REQUIRED WORK:
Reproduce each line below with no alterations.

Items from an interface collection
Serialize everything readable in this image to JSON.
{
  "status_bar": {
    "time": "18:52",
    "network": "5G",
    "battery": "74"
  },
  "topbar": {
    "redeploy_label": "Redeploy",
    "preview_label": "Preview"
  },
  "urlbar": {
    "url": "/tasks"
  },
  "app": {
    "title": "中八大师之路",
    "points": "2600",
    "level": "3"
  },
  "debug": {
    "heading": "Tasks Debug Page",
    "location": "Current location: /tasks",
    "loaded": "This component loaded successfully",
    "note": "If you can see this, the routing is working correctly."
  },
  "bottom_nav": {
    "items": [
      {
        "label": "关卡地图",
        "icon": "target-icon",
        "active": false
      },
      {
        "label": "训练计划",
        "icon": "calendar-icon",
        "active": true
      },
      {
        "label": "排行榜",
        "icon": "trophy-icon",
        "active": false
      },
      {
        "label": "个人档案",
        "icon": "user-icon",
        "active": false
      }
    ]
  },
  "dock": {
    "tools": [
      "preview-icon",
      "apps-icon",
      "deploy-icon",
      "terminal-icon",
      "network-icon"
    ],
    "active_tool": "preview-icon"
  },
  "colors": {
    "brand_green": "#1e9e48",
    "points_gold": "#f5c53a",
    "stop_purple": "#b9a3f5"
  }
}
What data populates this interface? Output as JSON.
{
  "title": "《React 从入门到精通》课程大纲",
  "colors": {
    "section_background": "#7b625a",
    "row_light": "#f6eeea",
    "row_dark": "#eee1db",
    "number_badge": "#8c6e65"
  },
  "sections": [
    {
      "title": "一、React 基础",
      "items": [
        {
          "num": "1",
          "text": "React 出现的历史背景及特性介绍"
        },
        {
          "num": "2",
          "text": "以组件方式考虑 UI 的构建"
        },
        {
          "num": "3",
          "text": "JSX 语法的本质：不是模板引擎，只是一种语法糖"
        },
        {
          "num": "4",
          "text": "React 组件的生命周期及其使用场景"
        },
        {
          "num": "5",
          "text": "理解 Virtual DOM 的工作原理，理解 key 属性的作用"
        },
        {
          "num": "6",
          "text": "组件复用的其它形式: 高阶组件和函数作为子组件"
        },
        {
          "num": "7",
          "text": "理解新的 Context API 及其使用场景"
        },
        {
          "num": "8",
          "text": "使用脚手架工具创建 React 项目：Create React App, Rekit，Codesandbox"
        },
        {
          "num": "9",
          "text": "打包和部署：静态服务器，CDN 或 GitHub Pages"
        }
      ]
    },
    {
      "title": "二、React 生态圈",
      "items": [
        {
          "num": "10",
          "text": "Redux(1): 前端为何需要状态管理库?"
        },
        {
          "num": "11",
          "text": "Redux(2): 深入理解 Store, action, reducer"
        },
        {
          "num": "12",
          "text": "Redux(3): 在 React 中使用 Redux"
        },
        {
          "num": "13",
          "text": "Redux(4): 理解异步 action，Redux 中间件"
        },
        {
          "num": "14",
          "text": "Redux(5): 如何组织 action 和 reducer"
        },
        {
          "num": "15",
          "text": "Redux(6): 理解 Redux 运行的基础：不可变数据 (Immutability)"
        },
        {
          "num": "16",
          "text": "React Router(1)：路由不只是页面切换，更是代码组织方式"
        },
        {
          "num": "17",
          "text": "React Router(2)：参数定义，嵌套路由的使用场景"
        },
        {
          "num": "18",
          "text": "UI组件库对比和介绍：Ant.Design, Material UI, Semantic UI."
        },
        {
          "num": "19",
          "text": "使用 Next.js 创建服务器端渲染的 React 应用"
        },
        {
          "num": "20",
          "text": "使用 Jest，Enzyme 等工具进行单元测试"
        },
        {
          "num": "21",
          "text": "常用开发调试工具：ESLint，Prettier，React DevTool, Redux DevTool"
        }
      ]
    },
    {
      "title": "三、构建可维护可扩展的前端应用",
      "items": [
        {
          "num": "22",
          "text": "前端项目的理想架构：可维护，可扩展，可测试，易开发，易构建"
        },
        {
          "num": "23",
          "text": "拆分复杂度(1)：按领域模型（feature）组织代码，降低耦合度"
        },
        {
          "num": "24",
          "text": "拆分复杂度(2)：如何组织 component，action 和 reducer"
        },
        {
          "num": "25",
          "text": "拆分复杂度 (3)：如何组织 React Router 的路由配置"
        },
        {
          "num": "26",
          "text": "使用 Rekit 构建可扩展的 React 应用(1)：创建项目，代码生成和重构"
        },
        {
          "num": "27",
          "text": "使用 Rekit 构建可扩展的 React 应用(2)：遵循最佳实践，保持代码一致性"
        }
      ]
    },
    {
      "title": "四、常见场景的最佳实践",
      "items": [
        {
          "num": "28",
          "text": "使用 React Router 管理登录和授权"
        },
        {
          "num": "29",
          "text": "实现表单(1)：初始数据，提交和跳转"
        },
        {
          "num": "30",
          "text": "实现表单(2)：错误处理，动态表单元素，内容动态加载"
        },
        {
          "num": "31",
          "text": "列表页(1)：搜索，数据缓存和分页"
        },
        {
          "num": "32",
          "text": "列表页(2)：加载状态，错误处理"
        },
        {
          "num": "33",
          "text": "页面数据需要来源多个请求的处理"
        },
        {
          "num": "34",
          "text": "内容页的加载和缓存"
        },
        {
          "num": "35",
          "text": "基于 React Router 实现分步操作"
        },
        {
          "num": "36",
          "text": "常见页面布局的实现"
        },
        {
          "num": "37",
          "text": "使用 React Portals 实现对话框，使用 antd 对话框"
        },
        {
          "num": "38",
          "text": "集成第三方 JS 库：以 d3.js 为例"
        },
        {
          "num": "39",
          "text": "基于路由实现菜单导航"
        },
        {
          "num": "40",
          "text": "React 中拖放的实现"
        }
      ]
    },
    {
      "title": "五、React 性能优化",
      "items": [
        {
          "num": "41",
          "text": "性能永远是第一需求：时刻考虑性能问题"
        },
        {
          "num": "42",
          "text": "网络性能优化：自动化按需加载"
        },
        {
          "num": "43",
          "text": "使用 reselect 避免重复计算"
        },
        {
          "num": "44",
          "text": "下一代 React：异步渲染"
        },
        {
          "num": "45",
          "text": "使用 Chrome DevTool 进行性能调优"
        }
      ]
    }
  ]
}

THE COMPLETED TASK:
Serialize everything readable in this image to JSON.
{
  "status_bar": {
    "time": "18:52",
    "network": "5G",
    "battery": "74"
  },
  "topbar": {
    "redeploy_label": "Redeploy",
    "preview_label": "Preview"
  },
  "urlbar": {
    "url": "/tasks"
  },
  "app": {
    "title": "中八大师之路",
    "points": "2600",
    "level": "3"
  },
  "debug": {
    "heading": "Tasks Debug Page",
    "location": "Current location: /tasks",
    "loaded": "This component loaded successfully",
    "note": "If you can see this, the routing is working correctly."
  },
  "bottom_nav": {
    "items": [
      {
        "label": "关卡地图",
        "icon": "target-icon",
        "active": false
      },
      {
        "label": "训练计划",
        "icon": "calendar-icon",
        "active": true
      },
      {
        "label": "排行榜",
        "icon": "trophy-icon",
        "active": false
      },
      {
        "label": "个人档案",
        "icon": "user-icon",
        "active": false
      }
    ]
  },
  "dock": {
    "tools": [
      "preview-icon",
      "apps-icon",
      "deploy-icon",
      "terminal-icon",
      "network-icon"
    ],
    "active_tool": "preview-icon"
  },
  "colors": {
    "brand_green": "#1e9e48",
    "points_gold": "#f5c53a",
    "stop_purple": "#b9a3f5"
  }
}
What data populates this interface? Output as JSON.
{
  "title": "《React 从入门到精通》课程大纲",
  "colors": {
    "section_background": "#7b625a",
    "row_light": "#f6eeea",
    "row_dark": "#eee1db",
    "number_badge": "#8c6e65"
  },
  "sections": [
    {
      "title": "一、React 基础",
      "items": [
        {
          "num": "1",
          "text": "React 出现的历史背景及特性介绍"
        },
        {
          "num": "2",
          "text": "以组件方式考虑 UI 的构建"
        },
        {
          "num": "3",
          "text": "JSX 语法的本质：不是模板引擎，只是一种语法糖"
        },
        {
          "num": "4",
          "text": "React 组件的生命周期及其使用场景"
        },
        {
          "num": "5",
          "text": "理解 Virtual DOM 的工作原理，理解 key 属性的作用"
        },
        {
          "num": "6",
          "text": "组件复用的其它形式: 高阶组件和函数作为子组件"
        },
        {
          "num": "7",
          "text": "理解新的 Context API 及其使用场景"
        },
        {
          "num": "8",
          "text": "使用脚手架工具创建 React 项目：Create React App, Rekit，Codesandbox"
        },
        {
          "num": "9",
          "text": "打包和部署：静态服务器，CDN 或 GitHub Pages"
        }
      ]
    },
    {
      "title": "二、React 生态圈",
      "items": [
        {
          "num": "10",
          "text": "Redux(1): 前端为何需要状态管理库?"
        },
        {
          "num": "11",
          "text": "Redux(2): 深入理解 Store, action, reducer"
        },
        {
          "num": "12",
          "text": "Redux(3): 在 React 中使用 Redux"
        },
        {
          "num": "13",
          "text": "Redux(4): 理解异步 action，Redux 中间件"
        },
        {
          "num": "14",
          "text": "Redux(5): 如何组织 action 和 reducer"
        },
        {
          "num": "15",
          "text": "Redux(6): 理解 Redux 运行的基础：不可变数据 (Immutability)"
        },
        {
          "num": "16",
          "text": "React Router(1)：路由不只是页面切换，更是代码组织方式"
        },
        {
          "num": "17",
          "text": "React Router(2)：参数定义，嵌套路由的使用场景"
        },
        {
          "num": "18",
          "text": "UI组件库对比和介绍：Ant.Design, Material UI, Semantic UI."
        },
        {
          "num": "19",
          "text": "使用 Next.js 创建服务器端渲染的 React 应用"
        },
        {
          "num": "20",
          "text": "使用 Jest，Enzyme 等工具进行单元测试"
        },
        {
          "num": "21",
          "text": "常用开发调试工具：ESLint，Prettier，React DevTool, Redux DevTool"
        }
      ]
    },
    {
      "title": "三、构建可维护可扩展的前端应用",
      "items": [
        {
          "num": "22",
          "text": "前端项目的理想架构：可维护，可扩展，可测试，易开发，易构建"
        },
        {
          "num": "23",
          "text": "拆分复杂度(1)：按领域模型（feature）组织代码，降低耦合度"
        },
        {
          "num": "24",
          "text": "拆分复杂度(2)：如何组织 component，action 和 reducer"
        },
        {
          "num": "25",
          "text": "拆分复杂度 (3)：如何组织 React Router 的路由配置"
        },
        {
          "num": "26",
          "text": "使用 Rekit 构建可扩展的 React 应用(1)：创建项目，代码生成和重构"
        },
        {
          "num": "27",
          "text": "使用 Rekit 构建可扩展的 React 应用(2)：遵循最佳实践，保持代码一致性"
        }
      ]
    },
    {
      "title": "四、常见场景的最佳实践",
      "items": [
        {
          "num": "28",
          "text": "使用 React Router 管理登录和授权"
        },
        {
          "num": "29",
          "text": "实现表单(1)：初始数据，提交和跳转"
        },
        {
          "num": "30",
          "text": "实现表单(2)：错误处理，动态表单元素，内容动态加载"
        },
        {
          "num": "31",
          "text": "列表页(1)：搜索，数据缓存和分页"
        },
        {
          "num": "32",
          "text": "列表页(2)：加载状态，错误处理"
        },
        {
          "num": "33",
          "text": "页面数据需要来源多个请求的处理"
        },
        {
          "num": "34",
          "text": "内容页的加载和缓存"
        },
        {
          "num": "35",
          "text": "基于 React Router 实现分步操作"
        },
        {
          "num": "36",
          "text": "常见页面布局的实现"
        },
        {
          "num": "37",
          "text": "使用 React Portals 实现对话框，使用 antd 对话框"
        },
        {
          "num": "38",
          "text": "集成第三方 JS 库：以 d3.js 为例"
        },
        {
          "num": "39",
          "text": "基于路由实现菜单导航"
        },
        {
          "num": "40",
          "text": "React 中拖放的实现"
        }
      ]
    },
    {
      "title": "五、React 性能优化",
      "items": [
        {
          "num": "41",
          "text": "性能永远是第一需求：时刻考虑性能问题"
        },
        {
          "num": "42",
          "text": "网络性能优化：自动化按需加载"
        },
        {
          "num": "43",
          "text": "使用 reselect 避免重复计算"
        },
        {
          "num": "44",
          "text": "下一代 React：异步渲染"
        },
        {
          "num": "45",
          "text": "使用 Chrome DevTool 进行性能调优"
        }
      ]
    }
  ]
}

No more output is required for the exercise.